This is the entire broadcast running 25 minutes.
Bridgette McGee-Robinson. Photo by Teri Havens.
|Getting Closer to the Truth
Towards the end of her trip, Bridgette visited Jon Swartzfager, the son of Paul Swartzfager, who prosecuted Willie McGee in his last trial. She came because she felt that he could shed some light on her grandfather's last moments. Jon told Bridgette the story of the night of the execution, when his father smuggled a bottle of bourbon into the jail. He asked to see Willie McGee alone, and the two men sat, drank the whiskey, and talked.
This is an excerpt of their conversation.

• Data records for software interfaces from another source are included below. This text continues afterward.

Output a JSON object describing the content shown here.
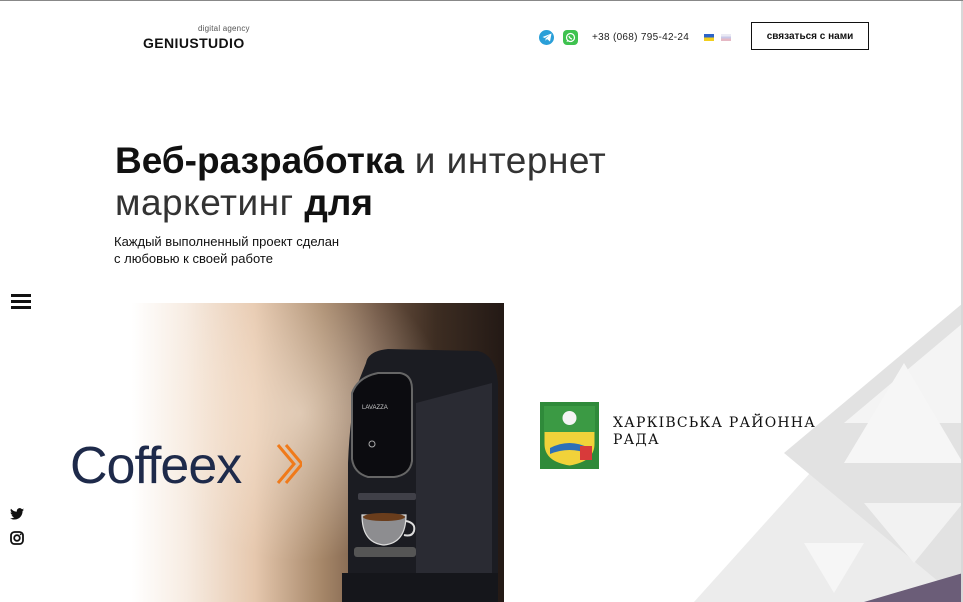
{
  "header": {
    "logo_tag": "digital agency",
    "logo_name": "GENIUSTUDIO",
    "phone": "+38 (068) 795-42-24",
    "contact_label": "связаться с нами",
    "social": [
      "telegram-icon",
      "whatsapp-icon"
    ],
    "languages": [
      "ua-flag",
      "ru-flag"
    ]
  },
  "hero": {
    "title_part1": "Веб-разработка",
    "title_part2": " и интернет",
    "title_part3": "маркетинг ",
    "title_part4": "для",
    "subtitle_line1": "Каждый выполненный проект сделан",
    "subtitle_line2": "с любовью к своей работе"
  },
  "portfolio": [
    {
      "brand": "Coffeex"
    },
    {
      "brand": "ХАРКІВСЬКА РАЙОННА РАДА"
    }
  ],
  "colors": {
    "accent_orange": "#f07a1a",
    "navy": "#1e2a4a",
    "telegram": "#2a9fd8",
    "whatsapp": "#3ec24f"
  }
}
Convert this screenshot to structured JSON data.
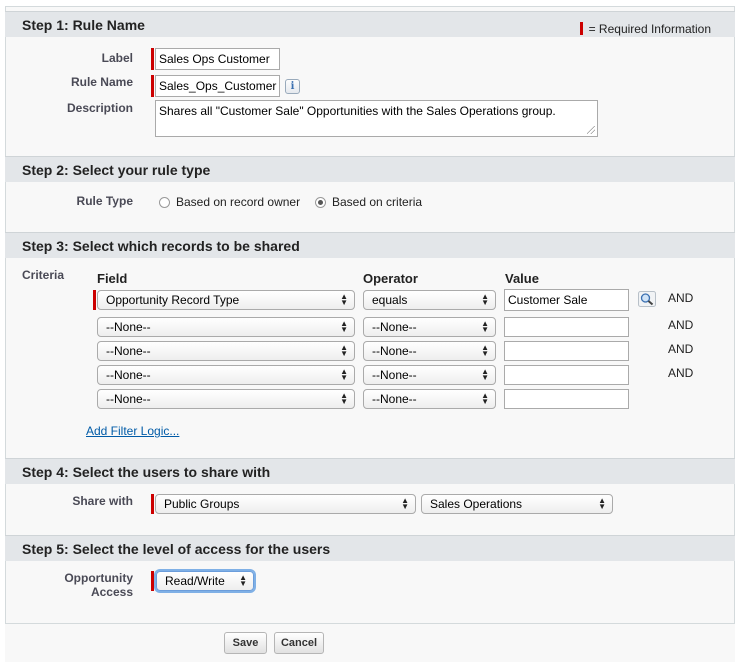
{
  "legend": {
    "required": "= Required Information"
  },
  "step1": {
    "title": "Step 1: Rule Name",
    "label_label": "Label",
    "label_value": "Sales Ops Customer",
    "rulename_label": "Rule Name",
    "rulename_value": "Sales_Ops_Customer",
    "description_label": "Description",
    "description_value": "Shares all \"Customer Sale\" Opportunities with the Sales Operations group."
  },
  "step2": {
    "title": "Step 2: Select your rule type",
    "ruletype_label": "Rule Type",
    "options": [
      "Based on record owner",
      "Based on criteria"
    ],
    "selected": "Based on criteria"
  },
  "step3": {
    "title": "Step 3: Select which records to be shared",
    "criteria_label": "Criteria",
    "columns": [
      "Field",
      "Operator",
      "Value"
    ],
    "rows": [
      {
        "field": "Opportunity Record Type",
        "operator": "equals",
        "value": "Customer Sale",
        "conj": "AND"
      },
      {
        "field": "--None--",
        "operator": "--None--",
        "value": "",
        "conj": "AND"
      },
      {
        "field": "--None--",
        "operator": "--None--",
        "value": "",
        "conj": "AND"
      },
      {
        "field": "--None--",
        "operator": "--None--",
        "value": "",
        "conj": "AND"
      },
      {
        "field": "--None--",
        "operator": "--None--",
        "value": "",
        "conj": ""
      }
    ],
    "filter_logic_link": "Add Filter Logic..."
  },
  "step4": {
    "title": "Step 4: Select the users to share with",
    "share_label": "Share with",
    "type_value": "Public Groups",
    "group_value": "Sales Operations"
  },
  "step5": {
    "title": "Step 5: Select the level of access for the users",
    "access_label_1": "Opportunity",
    "access_label_2": "Access",
    "access_value": "Read/Write"
  },
  "buttons": {
    "save": "Save",
    "cancel": "Cancel"
  },
  "icons": {
    "info": "info-icon",
    "lookup": "lookup-magnifier-icon",
    "select_arrow": "updown-arrow-icon"
  },
  "colors": {
    "required": "#cc0000",
    "link": "#015ba7",
    "section_bg": "#e3e6e9"
  }
}
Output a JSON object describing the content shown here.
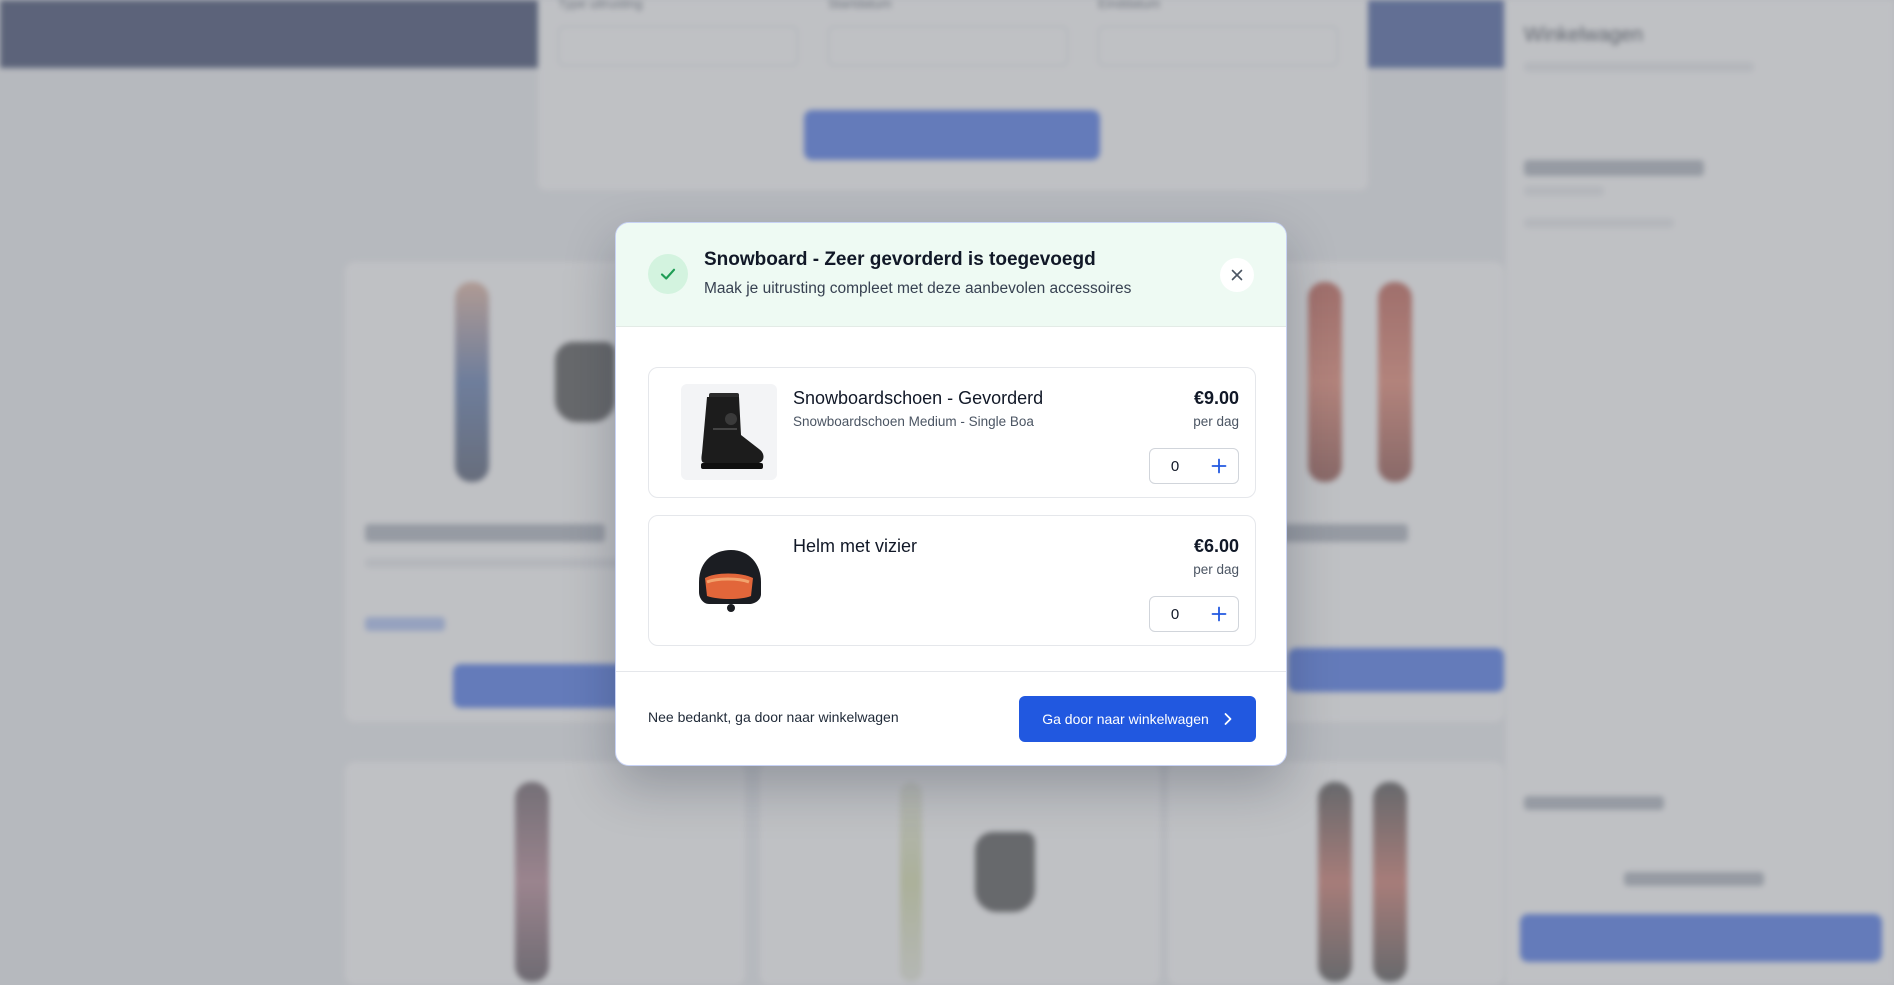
{
  "background": {
    "search_labels": [
      "Type uitrusting",
      "Startdatum",
      "Einddatum"
    ],
    "panel_title": "Winkelwagen"
  },
  "modal": {
    "title": "Snowboard - Zeer gevorderd is toegevoegd",
    "subtitle": "Maak je uitrusting compleet met deze aanbevolen accessoires",
    "close_icon": "close-icon",
    "success_icon": "check-icon",
    "accent_color": "#2158e0",
    "success_color": "#1f9d55"
  },
  "accessories": [
    {
      "name": "Snowboardschoen - Gevorderd",
      "description": "Snowboardschoen Medium - Single Boa",
      "price": "€9.00",
      "unit": "per dag",
      "quantity": "0",
      "image_icon": "snowboard-boot-icon"
    },
    {
      "name": "Helm met vizier",
      "description": "",
      "price": "€6.00",
      "unit": "per dag",
      "quantity": "0",
      "image_icon": "helmet-icon"
    }
  ],
  "footer": {
    "skip_label": "Nee bedankt, ga door naar winkelwagen",
    "continue_label": "Ga door naar winkelwagen",
    "continue_icon": "chevron-right-icon"
  }
}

Transcript of the testimony of Willette Hawkins, alleged victim, in the first trial.
For Educators: If you are using Willie McGee in your curriculum also take a look at NYTimes.org's To Kill a Mockingbird educational resources.
Narrator: Bridgette McGee-Robinson
Consulting Editors: Deborah George, Ben Shapiro
Production Assistants: Harold Robinson and Eric Pearse Chavez
Thanks to our partners: Mississippi Center for Justice, The University of Southern Mississippi , imafricanamerican.com, and Jane Saks from The Ellen Stone Belic Institute for the Study of Women and Gender in the Arts and Media at Columbia College Chicago
Support for Radio Diaries comes from the National Endowment for the Humanities, New York Council for the Humanities, Mississippi Humanities Council, The Macarthur Foundation, The Richard H. Driehaus Foundation, Ira Glass, Esther Saks, Jamie Dell'Apa & Mary Milewski, Susanna Nicholson, Thomas F. Nicholson and Tom Tryforos
Very Special Thanks to Louis Kyriakoudes, Patricia Boyett, Jon Odell, Phyllis Richman, Michael Freemark and Anne Slifkin.
Contact: To reach Bridgette McGee-Robinson, email us and we'll pass your message on to Bridgette.